→ **MATERIAL SUPPLIED**
☆ ☆ ☆ ☆ ☆

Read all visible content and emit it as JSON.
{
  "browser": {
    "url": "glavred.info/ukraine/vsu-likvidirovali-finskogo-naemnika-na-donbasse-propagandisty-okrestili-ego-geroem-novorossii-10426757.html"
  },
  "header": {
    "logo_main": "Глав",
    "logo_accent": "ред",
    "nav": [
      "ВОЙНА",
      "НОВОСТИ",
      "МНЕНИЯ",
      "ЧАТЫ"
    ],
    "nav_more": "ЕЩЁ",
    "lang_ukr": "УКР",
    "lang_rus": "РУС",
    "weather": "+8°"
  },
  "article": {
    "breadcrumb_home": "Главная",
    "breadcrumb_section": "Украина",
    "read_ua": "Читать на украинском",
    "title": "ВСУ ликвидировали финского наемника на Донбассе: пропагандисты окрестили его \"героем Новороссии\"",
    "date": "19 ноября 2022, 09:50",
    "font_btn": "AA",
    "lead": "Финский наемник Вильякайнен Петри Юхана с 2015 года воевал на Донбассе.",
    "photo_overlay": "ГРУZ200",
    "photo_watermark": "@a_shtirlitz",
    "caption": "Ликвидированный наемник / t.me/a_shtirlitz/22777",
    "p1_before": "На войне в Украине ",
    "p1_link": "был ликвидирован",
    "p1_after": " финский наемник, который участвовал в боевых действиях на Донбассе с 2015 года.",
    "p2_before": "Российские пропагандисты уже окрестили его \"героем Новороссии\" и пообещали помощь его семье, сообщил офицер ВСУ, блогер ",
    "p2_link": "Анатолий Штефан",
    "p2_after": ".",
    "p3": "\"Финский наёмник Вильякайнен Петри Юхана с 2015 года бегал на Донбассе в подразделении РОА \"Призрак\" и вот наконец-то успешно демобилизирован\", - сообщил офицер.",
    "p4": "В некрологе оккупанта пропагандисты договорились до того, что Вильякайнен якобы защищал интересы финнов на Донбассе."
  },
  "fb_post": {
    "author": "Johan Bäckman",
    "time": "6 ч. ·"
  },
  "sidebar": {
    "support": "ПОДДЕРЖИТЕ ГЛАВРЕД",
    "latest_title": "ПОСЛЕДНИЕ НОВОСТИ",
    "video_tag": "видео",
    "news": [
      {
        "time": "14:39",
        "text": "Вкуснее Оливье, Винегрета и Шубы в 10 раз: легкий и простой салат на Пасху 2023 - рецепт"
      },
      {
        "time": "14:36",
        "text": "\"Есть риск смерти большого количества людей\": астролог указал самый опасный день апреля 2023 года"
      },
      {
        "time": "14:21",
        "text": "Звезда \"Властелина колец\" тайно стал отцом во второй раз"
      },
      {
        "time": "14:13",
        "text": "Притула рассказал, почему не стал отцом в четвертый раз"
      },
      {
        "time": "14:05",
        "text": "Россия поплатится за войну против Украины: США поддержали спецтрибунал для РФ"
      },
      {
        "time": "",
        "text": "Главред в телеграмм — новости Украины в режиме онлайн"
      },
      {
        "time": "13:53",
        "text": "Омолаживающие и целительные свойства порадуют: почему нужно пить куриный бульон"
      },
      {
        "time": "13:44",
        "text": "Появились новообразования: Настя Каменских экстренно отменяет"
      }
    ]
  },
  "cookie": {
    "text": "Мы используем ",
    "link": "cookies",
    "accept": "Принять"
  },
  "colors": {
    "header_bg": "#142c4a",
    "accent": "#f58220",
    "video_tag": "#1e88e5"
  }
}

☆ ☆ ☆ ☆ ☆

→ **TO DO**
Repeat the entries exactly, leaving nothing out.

→ **WORKED SOLUTION**
Read all visible content and emit it as JSON.
{
  "browser": {
    "url": "glavred.info/ukraine/vsu-likvidirovali-finskogo-naemnika-na-donbasse-propagandisty-okrestili-ego-geroem-novorossii-10426757.html"
  },
  "header": {
    "logo_main": "Глав",
    "logo_accent": "ред",
    "nav": [
      "ВОЙНА",
      "НОВОСТИ",
      "МНЕНИЯ",
      "ЧАТЫ"
    ],
    "nav_more": "ЕЩЁ",
    "lang_ukr": "УКР",
    "lang_rus": "РУС",
    "weather": "+8°"
  },
  "article": {
    "breadcrumb_home": "Главная",
    "breadcrumb_section": "Украина",
    "read_ua": "Читать на украинском",
    "title": "ВСУ ликвидировали финского наемника на Донбассе: пропагандисты окрестили его \"героем Новороссии\"",
    "date": "19 ноября 2022, 09:50",
    "font_btn": "AA",
    "lead": "Финский наемник Вильякайнен Петри Юхана с 2015 года воевал на Донбассе.",
    "photo_overlay": "ГРУZ200",
    "photo_watermark": "@a_shtirlitz",
    "caption": "Ликвидированный наемник / t.me/a_shtirlitz/22777",
    "p1_before": "На войне в Украине ",
    "p1_link": "был ликвидирован",
    "p1_after": " финский наемник, который участвовал в боевых действиях на Донбассе с 2015 года.",
    "p2_before": "Российские пропагандисты уже окрестили его \"героем Новороссии\" и пообещали помощь его семье, сообщил офицер ВСУ, блогер ",
    "p2_link": "Анатолий Штефан",
    "p2_after": ".",
    "p3": "\"Финский наёмник Вильякайнен Петри Юхана с 2015 года бегал на Донбассе в подразделении РОА \"Призрак\" и вот наконец-то успешно демобилизирован\", - сообщил офицер.",
    "p4": "В некрологе оккупанта пропагандисты договорились до того, что Вильякайнен якобы защищал интересы финнов на Донбассе."
  },
  "fb_post": {
    "author": "Johan Bäckman",
    "time": "6 ч. ·"
  },
  "sidebar": {
    "support": "ПОДДЕРЖИТЕ ГЛАВРЕД",
    "latest_title": "ПОСЛЕДНИЕ НОВОСТИ",
    "video_tag": "видео",
    "news": [
      {
        "time": "14:39",
        "text": "Вкуснее Оливье, Винегрета и Шубы в 10 раз: легкий и простой салат на Пасху 2023 - рецепт"
      },
      {
        "time": "14:36",
        "text": "\"Есть риск смерти большого количества людей\": астролог указал самый опасный день апреля 2023 года"
      },
      {
        "time": "14:21",
        "text": "Звезда \"Властелина колец\" тайно стал отцом во второй раз"
      },
      {
        "time": "14:13",
        "text": "Притула рассказал, почему не стал отцом в четвертый раз"
      },
      {
        "time": "14:05",
        "text": "Россия поплатится за войну против Украины: США поддержали спецтрибунал для РФ"
      },
      {
        "time": "",
        "text": "Главред в телеграмм — новости Украины в режиме онлайн"
      },
      {
        "time": "13:53",
        "text": "Омолаживающие и целительные свойства порадуют: почему нужно пить куриный бульон"
      },
      {
        "time": "13:44",
        "text": "Появились новообразования: Настя Каменских экстренно отменяет"
      }
    ]
  },
  "cookie": {
    "text": "Мы используем ",
    "link": "cookies",
    "accept": "Принять"
  },
  "colors": {
    "header_bg": "#142c4a",
    "accent": "#f58220",
    "video_tag": "#1e88e5"
  }
}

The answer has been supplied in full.